the problem. (Too much heat, wrong rod angle, or staying too long in the puddle
may be the cause.)
Labor Unions - A good site listing trade unions
my experience as an Iron Worker, I'd say you'd have the most chance of welding
in the following
Leads - These are the lines from the machine to what
you are welding that carry the current. They are lots of copper wires woven into
one to conduct electricity, then covered with a non-conductive rubber or plastic
It is important to make sure there are no rips or a tear in the leads
exposing bare wire which could arc on a grounded surface. Besides being a shock
or fire hazard, it would especially be bad if it came in contact with a pressurized
Liquidis - A word that makes you sound smart when you
mean the lowest temperature that steel or metal is liquid. Guess what "solid"
is called? (See SMART TALK)
Machine Welding - Equipment performs
the weld while a person watches to make sure it is working right. They will also
visually inspect the completed weld. Whether with robotics, or machine welding,
most companies prefer someone who has actually welded in the field because they
have a "feel" for it.
Journeyman welders can actually feel the
weld TIE-IN to the steel. When I'm STICK WELDING with 7018, I can literally feel

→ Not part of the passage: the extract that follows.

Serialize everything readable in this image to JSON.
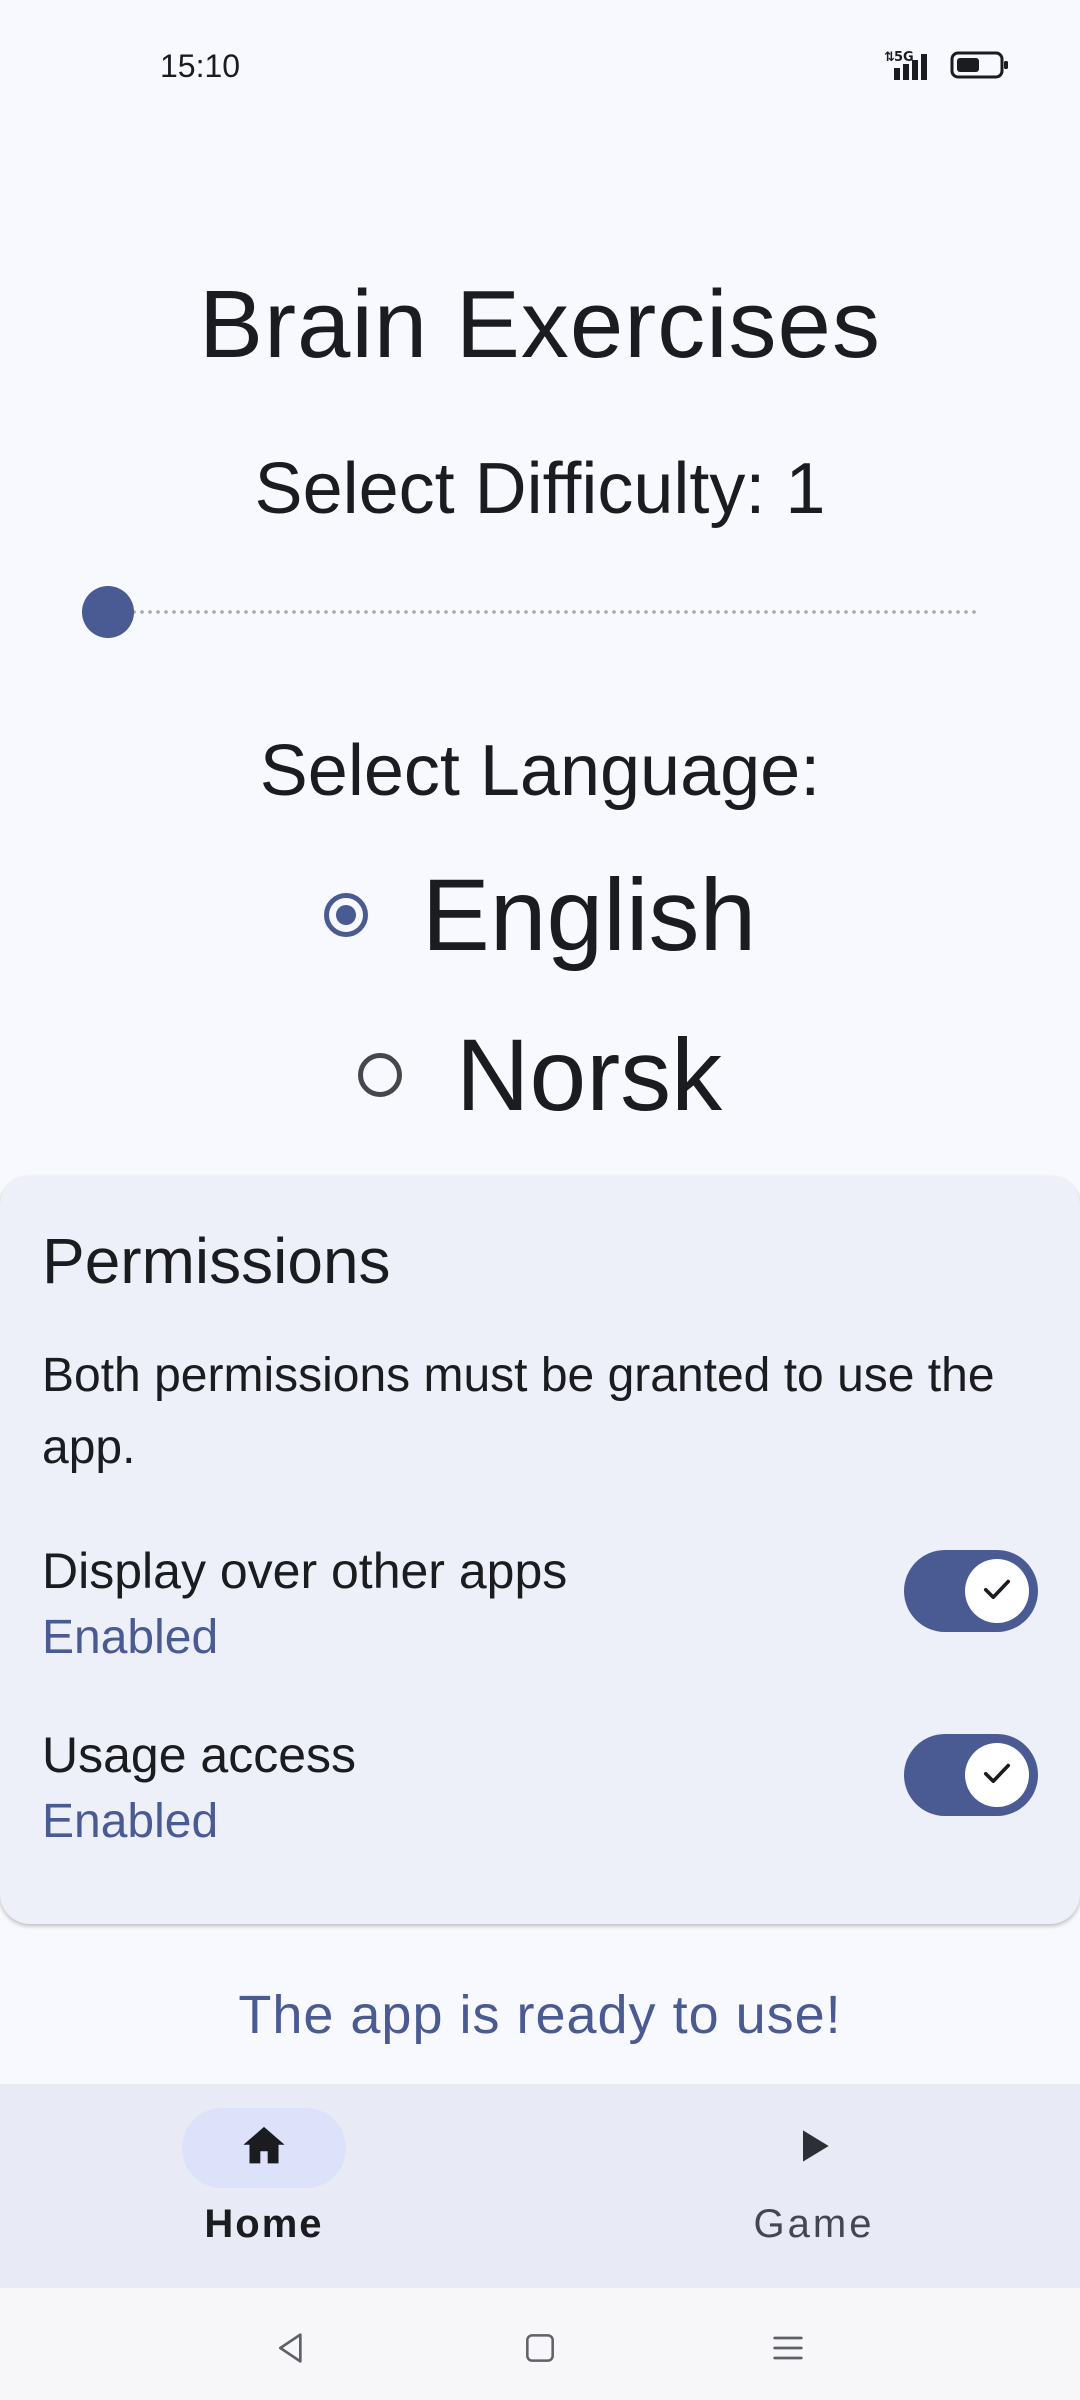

the rod give ever so slightly as it coalesces with the steel.
Welding - A person is doing the actual welding. In SMAW (stick) they are holding
the STINGER and manipulating the WELDING ELECTRODE to control the WELD POOL. In
MIG they are using a Mig gun feeding wire to do the same. In TIG they're using
a torch and manually feeding a filler rod.
Melting Rate - How much
of the rod (electrode), wire, or TIG rod is melted in a certain amount of time.
Melting Point - Ahhhh grasshopper, this is where the metal goes
from SOLIDUS to LIQUIDUS. See SMART TALK.
MIG (GMAW or Gas Metal
Arc Welding)- It may be technically called GMAW, but in the shop and field
all I ever heard was Mig.
Mig welding uses a solid steel wire rolled up
on a spool and fed through a welding lead with a liner in it. Drivers push, pull
or both to feed the wire through the lead to the WELDING GUN.
It uses several
different mixtures but the most I've used is either stratight carbon dioxide,
or a mixture of the inert gas argon and CO2 (75/25 is common. 75% Argon, 25%CO2)
to shield the weld PUDDLE from the atmosphere.
2 - Basic Welding Terms
list of Welding Terms is brought to you by Keen Ovens, leader in Welding Storage